What is needed is the full listing written out exactly, minus the pictures.

### Task inputs
++++++++
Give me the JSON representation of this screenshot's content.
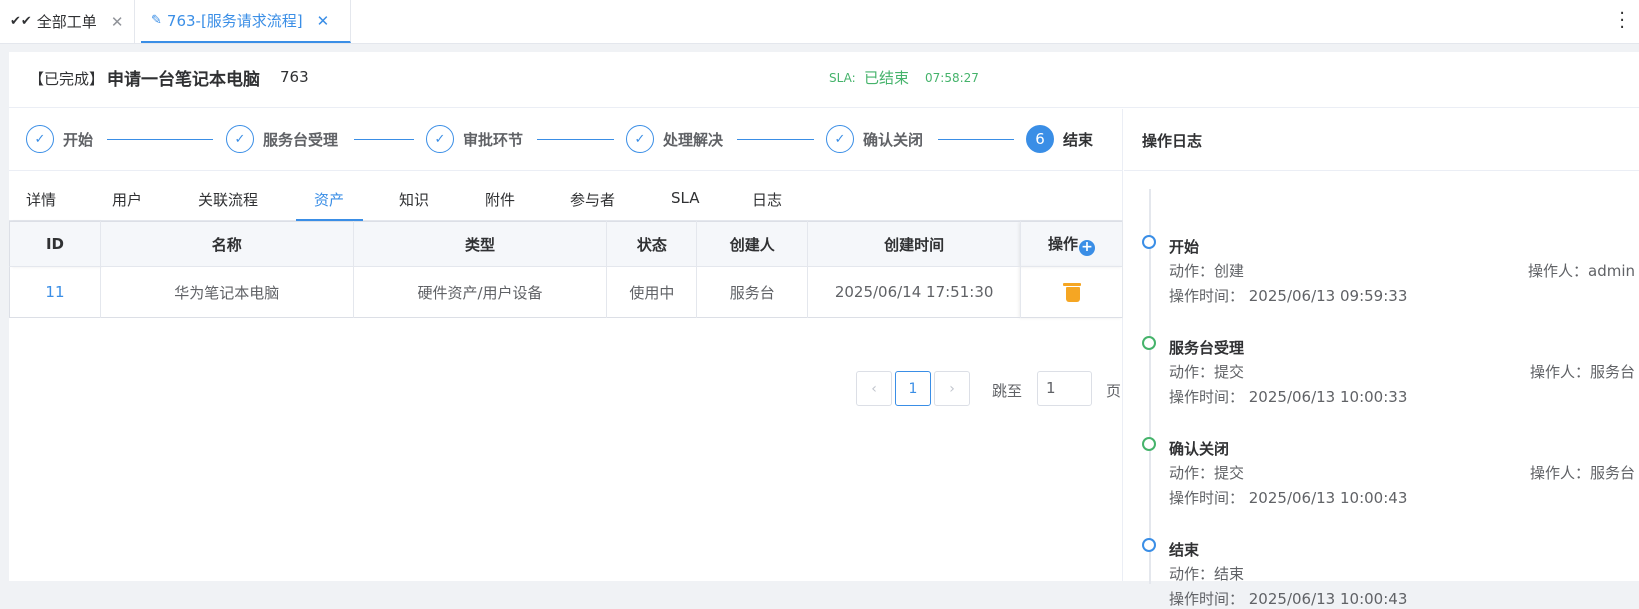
{
  "tabs": [
    {
      "icon": "✔✔",
      "label": "全部工单",
      "close": "✕"
    },
    {
      "icon": "✎",
      "label": "763-[服务请求流程]",
      "close": "✕"
    }
  ],
  "header": {
    "status": "【已完成】",
    "title": "申请一台笔记本电脑",
    "ticket_no": "763",
    "sla_label": "SLA:",
    "sla_status": "已结束",
    "sla_time": "07:58:27"
  },
  "steps": [
    {
      "mark": "✓",
      "label": "开始"
    },
    {
      "mark": "✓",
      "label": "服务台受理"
    },
    {
      "mark": "✓",
      "label": "审批环节"
    },
    {
      "mark": "✓",
      "label": "处理解决"
    },
    {
      "mark": "✓",
      "label": "确认关闭"
    },
    {
      "mark": "6",
      "label": "结束"
    }
  ],
  "detail_tabs": [
    "详情",
    "用户",
    "关联流程",
    "资产",
    "知识",
    "附件",
    "参与者",
    "SLA",
    "日志"
  ],
  "active_detail_tab": "资产",
  "table": {
    "columns": [
      "ID",
      "名称",
      "类型",
      "状态",
      "创建人",
      "创建时间",
      "操作"
    ],
    "add_icon": "+",
    "rows": [
      {
        "id": "11",
        "name": "华为笔记本电脑",
        "type": "硬件资产/用户设备",
        "status": "使用中",
        "creator": "服务台",
        "created": "2025/06/14 17:51:30"
      }
    ]
  },
  "pagination": {
    "prev": "‹",
    "page": "1",
    "next": "›",
    "jump_label": "跳至",
    "jump_value": "1",
    "page_suffix": "页"
  },
  "log": {
    "title": "操作日志",
    "entries": [
      {
        "name": "开始",
        "action": "动作：创建",
        "operator": "操作人：admin",
        "time": "操作时间：  2025/06/13 09:59:33"
      },
      {
        "name": "服务台受理",
        "action": "动作：提交",
        "operator": "操作人：服务台",
        "time": "操作时间：  2025/06/13 10:00:33"
      },
      {
        "name": "确认关闭",
        "action": "动作：提交",
        "operator": "操作人：服务台",
        "time": "操作时间：  2025/06/13 10:00:43"
      },
      {
        "name": "结束",
        "action": "动作：结束",
        "operator": "",
        "time": "操作时间：  2025/06/13 10:00:43"
      }
    ]
  },
  "colors": {
    "accent": "#3a8ee6",
    "success": "#45b36b",
    "warning": "#f5a623"
  }
}
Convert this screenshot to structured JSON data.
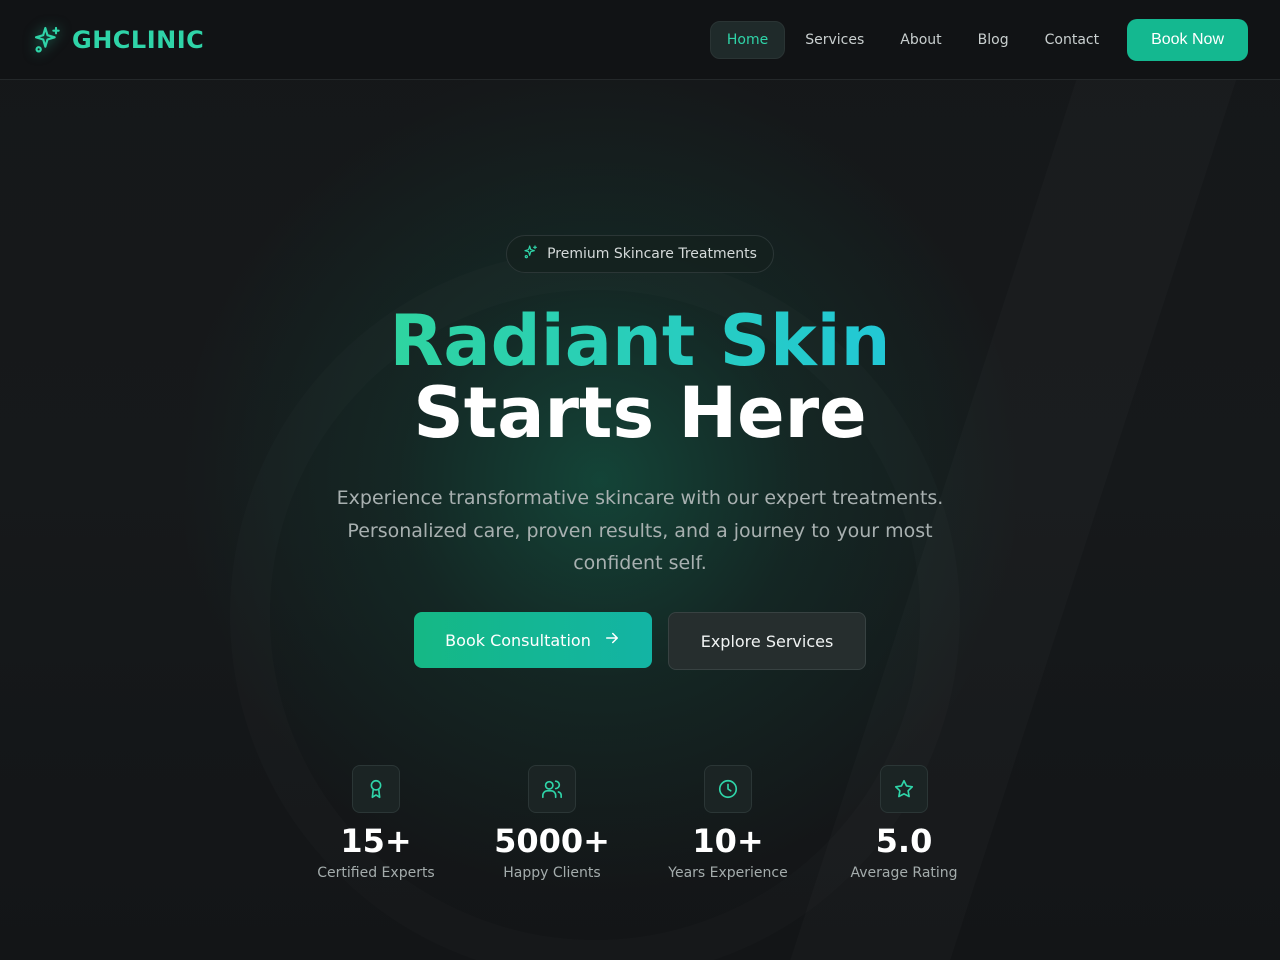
{
  "brand": {
    "name": "GHCLINIC",
    "icon": "sparkles-icon"
  },
  "nav": {
    "items": [
      {
        "label": "Home",
        "active": true
      },
      {
        "label": "Services",
        "active": false
      },
      {
        "label": "About",
        "active": false
      },
      {
        "label": "Blog",
        "active": false
      },
      {
        "label": "Contact",
        "active": false
      }
    ],
    "cta_label": "Book Now"
  },
  "hero": {
    "badge": "Premium Skincare Treatments",
    "title_line1": "Radiant Skin",
    "title_line2": "Starts Here",
    "subtitle": "Experience transformative skincare with our expert treatments. Personalized care, proven results, and a journey to your most confident self.",
    "primary_button": "Book Consultation",
    "secondary_button": "Explore Services"
  },
  "stats": [
    {
      "value": "15+",
      "label": "Certified Experts",
      "icon": "award-icon"
    },
    {
      "value": "5000+",
      "label": "Happy Clients",
      "icon": "users-icon"
    },
    {
      "value": "10+",
      "label": "Years Experience",
      "icon": "clock-icon"
    },
    {
      "value": "5.0",
      "label": "Average Rating",
      "icon": "star-icon"
    }
  ],
  "colors": {
    "accent": "#2fd4a8",
    "button": "#14b890",
    "background": "#121416"
  }
}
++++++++
### Response to this task
Give me the JSON representation of this screenshot's content.
{
  "tabs": [
    {
      "icon": "✔✔",
      "label": "全部工单",
      "close": "✕"
    },
    {
      "icon": "✎",
      "label": "763-[服务请求流程]",
      "close": "✕"
    }
  ],
  "header": {
    "status": "【已完成】",
    "title": "申请一台笔记本电脑",
    "ticket_no": "763",
    "sla_label": "SLA:",
    "sla_status": "已结束",
    "sla_time": "07:58:27"
  },
  "steps": [
    {
      "mark": "✓",
      "label": "开始"
    },
    {
      "mark": "✓",
      "label": "服务台受理"
    },
    {
      "mark": "✓",
      "label": "审批环节"
    },
    {
      "mark": "✓",
      "label": "处理解决"
    },
    {
      "mark": "✓",
      "label": "确认关闭"
    },
    {
      "mark": "6",
      "label": "结束"
    }
  ],
  "detail_tabs": [
    "详情",
    "用户",
    "关联流程",
    "资产",
    "知识",
    "附件",
    "参与者",
    "SLA",
    "日志"
  ],
  "active_detail_tab": "资产",
  "table": {
    "columns": [
      "ID",
      "名称",
      "类型",
      "状态",
      "创建人",
      "创建时间",
      "操作"
    ],
    "add_icon": "+",
    "rows": [
      {
        "id": "11",
        "name": "华为笔记本电脑",
        "type": "硬件资产/用户设备",
        "status": "使用中",
        "creator": "服务台",
        "created": "2025/06/14 17:51:30"
      }
    ]
  },
  "pagination": {
    "prev": "‹",
    "page": "1",
    "next": "›",
    "jump_label": "跳至",
    "jump_value": "1",
    "page_suffix": "页"
  },
  "log": {
    "title": "操作日志",
    "entries": [
      {
        "name": "开始",
        "action": "动作：创建",
        "operator": "操作人：admin",
        "time": "操作时间：  2025/06/13 09:59:33"
      },
      {
        "name": "服务台受理",
        "action": "动作：提交",
        "operator": "操作人：服务台",
        "time": "操作时间：  2025/06/13 10:00:33"
      },
      {
        "name": "确认关闭",
        "action": "动作：提交",
        "operator": "操作人：服务台",
        "time": "操作时间：  2025/06/13 10:00:43"
      },
      {
        "name": "结束",
        "action": "动作：结束",
        "operator": "",
        "time": "操作时间：  2025/06/13 10:00:43"
      }
    ]
  },
  "colors": {
    "accent": "#3a8ee6",
    "success": "#45b36b",
    "warning": "#f5a623"
  }
}
Convert this screenshot to structured JSON data.
{
  "brand": {
    "name": "GHCLINIC",
    "icon": "sparkles-icon"
  },
  "nav": {
    "items": [
      {
        "label": "Home",
        "active": true
      },
      {
        "label": "Services",
        "active": false
      },
      {
        "label": "About",
        "active": false
      },
      {
        "label": "Blog",
        "active": false
      },
      {
        "label": "Contact",
        "active": false
      }
    ],
    "cta_label": "Book Now"
  },
  "hero": {
    "badge": "Premium Skincare Treatments",
    "title_line1": "Radiant Skin",
    "title_line2": "Starts Here",
    "subtitle": "Experience transformative skincare with our expert treatments. Personalized care, proven results, and a journey to your most confident self.",
    "primary_button": "Book Consultation",
    "secondary_button": "Explore Services"
  },
  "stats": [
    {
      "value": "15+",
      "label": "Certified Experts",
      "icon": "award-icon"
    },
    {
      "value": "5000+",
      "label": "Happy Clients",
      "icon": "users-icon"
    },
    {
      "value": "10+",
      "label": "Years Experience",
      "icon": "clock-icon"
    },
    {
      "value": "5.0",
      "label": "Average Rating",
      "icon": "star-icon"
    }
  ],
  "colors": {
    "accent": "#2fd4a8",
    "button": "#14b890",
    "background": "#121416"
  }
}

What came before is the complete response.